Nikon Z7. Five rows of seven images (sky rows were tracked). ISO 2000, F/2.8, 30 seconds

‘As night fell at Mount Tekapo in New Zealand, the autumn sky revealed itself, and I began shooting,’ says Tom. ‘Midway through my milky way panorama, a faint glow appeared on the horizon – my first aurora! What followed was a spectacular light show of flowing beams and vibrant colours.

The image also showcases airglow, a wave-like pattern of red and green caused by ionized molecules in our atmosphere. But the true focus remains the milky way galaxy gracefully spanning the sky, accompanied by the Magellanic Clouds, its smaller satellite galaxies, hovering above the aurora.’

8. The Scenery I Wanted to See,’ by Mitsuhiro Okabe

Milky Way Photographer of the Year, Mitsuhiro Okabe

Sony A7R III. Foreground: 14mm, ISO 2000, F/7.1,30 seconds (20 photos to reduce noise). Sky: 14mm, ISO 500, F/5, 20 seconds (40 photos)

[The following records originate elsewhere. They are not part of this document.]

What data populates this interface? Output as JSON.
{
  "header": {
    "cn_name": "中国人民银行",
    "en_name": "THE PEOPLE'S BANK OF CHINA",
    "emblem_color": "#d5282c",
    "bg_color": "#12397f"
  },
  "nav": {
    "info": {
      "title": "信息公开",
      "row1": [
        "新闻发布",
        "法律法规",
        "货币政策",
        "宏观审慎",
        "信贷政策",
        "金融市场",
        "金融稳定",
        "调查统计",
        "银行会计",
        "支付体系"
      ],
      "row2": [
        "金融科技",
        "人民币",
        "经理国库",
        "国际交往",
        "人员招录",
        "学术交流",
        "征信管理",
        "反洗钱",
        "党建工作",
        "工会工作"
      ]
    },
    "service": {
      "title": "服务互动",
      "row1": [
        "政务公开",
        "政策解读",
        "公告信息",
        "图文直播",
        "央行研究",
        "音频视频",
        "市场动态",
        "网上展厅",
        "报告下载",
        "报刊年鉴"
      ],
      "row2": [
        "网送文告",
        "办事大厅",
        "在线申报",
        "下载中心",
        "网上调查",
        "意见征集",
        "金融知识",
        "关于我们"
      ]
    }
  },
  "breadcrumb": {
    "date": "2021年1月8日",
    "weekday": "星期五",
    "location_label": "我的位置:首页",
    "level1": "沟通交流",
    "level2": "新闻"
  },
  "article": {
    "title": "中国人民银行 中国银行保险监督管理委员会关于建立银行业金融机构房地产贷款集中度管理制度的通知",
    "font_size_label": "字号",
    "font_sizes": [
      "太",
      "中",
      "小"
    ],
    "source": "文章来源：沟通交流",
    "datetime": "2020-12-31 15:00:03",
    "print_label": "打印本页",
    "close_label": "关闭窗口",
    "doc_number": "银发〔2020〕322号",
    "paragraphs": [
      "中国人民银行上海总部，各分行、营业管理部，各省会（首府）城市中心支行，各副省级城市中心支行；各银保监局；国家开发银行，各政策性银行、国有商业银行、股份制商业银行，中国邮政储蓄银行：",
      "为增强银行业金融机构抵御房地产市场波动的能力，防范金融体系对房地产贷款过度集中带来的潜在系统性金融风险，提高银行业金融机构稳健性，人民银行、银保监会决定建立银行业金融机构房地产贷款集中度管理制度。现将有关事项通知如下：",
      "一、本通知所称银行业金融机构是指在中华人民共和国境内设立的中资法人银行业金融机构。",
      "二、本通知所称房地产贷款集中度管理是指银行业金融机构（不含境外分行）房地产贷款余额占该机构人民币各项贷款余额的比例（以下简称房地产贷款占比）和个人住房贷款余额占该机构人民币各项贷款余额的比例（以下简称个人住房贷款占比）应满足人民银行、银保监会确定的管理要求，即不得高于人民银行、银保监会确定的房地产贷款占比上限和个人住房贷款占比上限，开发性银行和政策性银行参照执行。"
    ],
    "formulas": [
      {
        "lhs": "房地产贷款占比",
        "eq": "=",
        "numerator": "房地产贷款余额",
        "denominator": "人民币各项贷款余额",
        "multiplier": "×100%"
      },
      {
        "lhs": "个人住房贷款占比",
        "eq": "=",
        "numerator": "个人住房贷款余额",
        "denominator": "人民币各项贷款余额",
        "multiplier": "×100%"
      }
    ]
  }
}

‘Mount Fuji, Japan’s iconic symbol, dominates the backdrop of this image, set during cherry blossom season,’ explains Mitsuhiro. ‘Amidst the landscape, you can see a sacred temple dedicated to honoring the spirits of the departed. And there, against the dark canvas of the night sky, the ethereal beauty of the milky way came into view.’

9. Alien Forest, by Marcin Zając

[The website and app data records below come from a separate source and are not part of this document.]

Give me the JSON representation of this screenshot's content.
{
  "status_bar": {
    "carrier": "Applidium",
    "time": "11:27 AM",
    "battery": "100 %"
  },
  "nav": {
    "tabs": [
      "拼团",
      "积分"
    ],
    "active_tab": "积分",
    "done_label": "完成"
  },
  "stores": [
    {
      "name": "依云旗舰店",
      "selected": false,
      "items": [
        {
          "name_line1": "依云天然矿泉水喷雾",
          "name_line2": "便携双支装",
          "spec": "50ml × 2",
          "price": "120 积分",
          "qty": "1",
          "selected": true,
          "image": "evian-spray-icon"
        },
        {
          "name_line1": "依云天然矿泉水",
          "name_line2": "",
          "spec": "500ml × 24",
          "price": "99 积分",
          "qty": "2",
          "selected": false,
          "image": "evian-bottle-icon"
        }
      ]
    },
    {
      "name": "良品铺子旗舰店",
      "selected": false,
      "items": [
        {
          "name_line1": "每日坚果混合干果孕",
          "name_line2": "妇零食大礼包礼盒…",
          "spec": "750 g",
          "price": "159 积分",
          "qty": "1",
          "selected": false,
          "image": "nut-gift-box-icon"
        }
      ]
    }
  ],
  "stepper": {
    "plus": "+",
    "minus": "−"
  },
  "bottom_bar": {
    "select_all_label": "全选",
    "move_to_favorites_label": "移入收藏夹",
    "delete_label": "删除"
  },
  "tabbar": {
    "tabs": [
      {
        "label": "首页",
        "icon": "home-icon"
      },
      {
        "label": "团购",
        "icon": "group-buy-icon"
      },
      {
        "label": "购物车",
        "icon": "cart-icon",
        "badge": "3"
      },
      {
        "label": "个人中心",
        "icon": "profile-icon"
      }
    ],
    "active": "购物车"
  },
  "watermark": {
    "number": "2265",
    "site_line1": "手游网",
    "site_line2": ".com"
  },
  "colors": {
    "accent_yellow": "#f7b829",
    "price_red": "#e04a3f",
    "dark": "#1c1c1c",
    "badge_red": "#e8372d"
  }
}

Milky Way Photographer of the Year, Marcin Zajac

Nikon D810. Foreground: F/11, 30 seconds, ISO 100. Sky: (panorama) F/1.4, 4 minutes, ISO 200

‘These strange, cream-colored rock towers located near Mono Lake in California are called tufas,’ Marcin explains. ‘They formed when underwater springs that are rich in calcium mixed with the waters of the lake, which are rich in carbonates. The resulting reaction formed limestone. Over time, the buildup of limestone formed towers, and when the lake’s water level dropped, the towers became exposed.’

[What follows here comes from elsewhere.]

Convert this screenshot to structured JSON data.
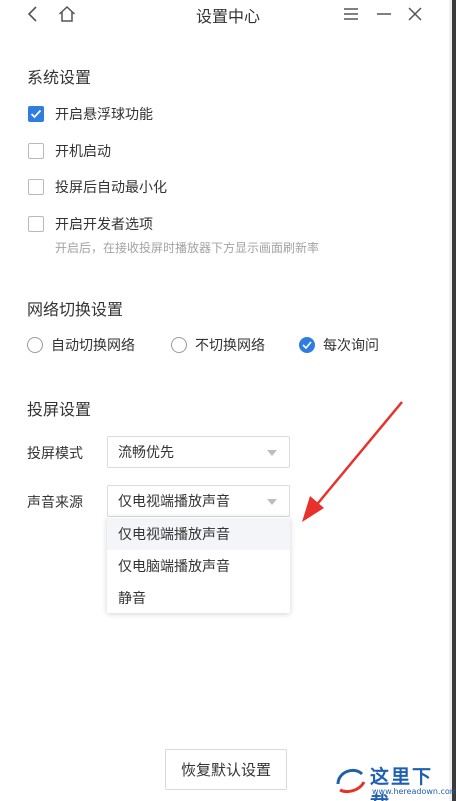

10. Celestial Shield, by Iván Ferrero

Milky Way Photographer of the Year, Ivan Ferrero

Astro-modified Sony A7 S, Sony A7R III. Foreground: F2.8, ISO 1600, 76 seconds, nine-photo panorama. Sky: 30 seconds, ISO 1600, F2.2, four-row panorama.

‘Taking advantage of a free night with clear skies, I embarked on a two-and-a-half-hour drive to reach Mironcillo in Spain, home to this castle perched at 4500 feet,’ says Iván. ‘Once it got dark, I captured a panoramic shot of the ground before tracking the milky way as Orion took its position.

Despite challenging weather conditions, with biting cold and strong winds, the sky cooperated. I kept the tripod low to prevent blurring and ensure stability.

Editing the sky involved individually stacking the 40 panels in Sequator (two shots per panel + 15 dark frames), blending the panorama using PTGui, and extracting information with Pix Insight. Finally, I merged the resulting sky with the ground panorama using Photoshop.’

To enjoy the full 25 image shortlist, see the Capture the Atlas website.

Further reading
Best cameras for astrophotography
How to photograph the moon
How to shoot star trails
Best photography competitions to enter in 2023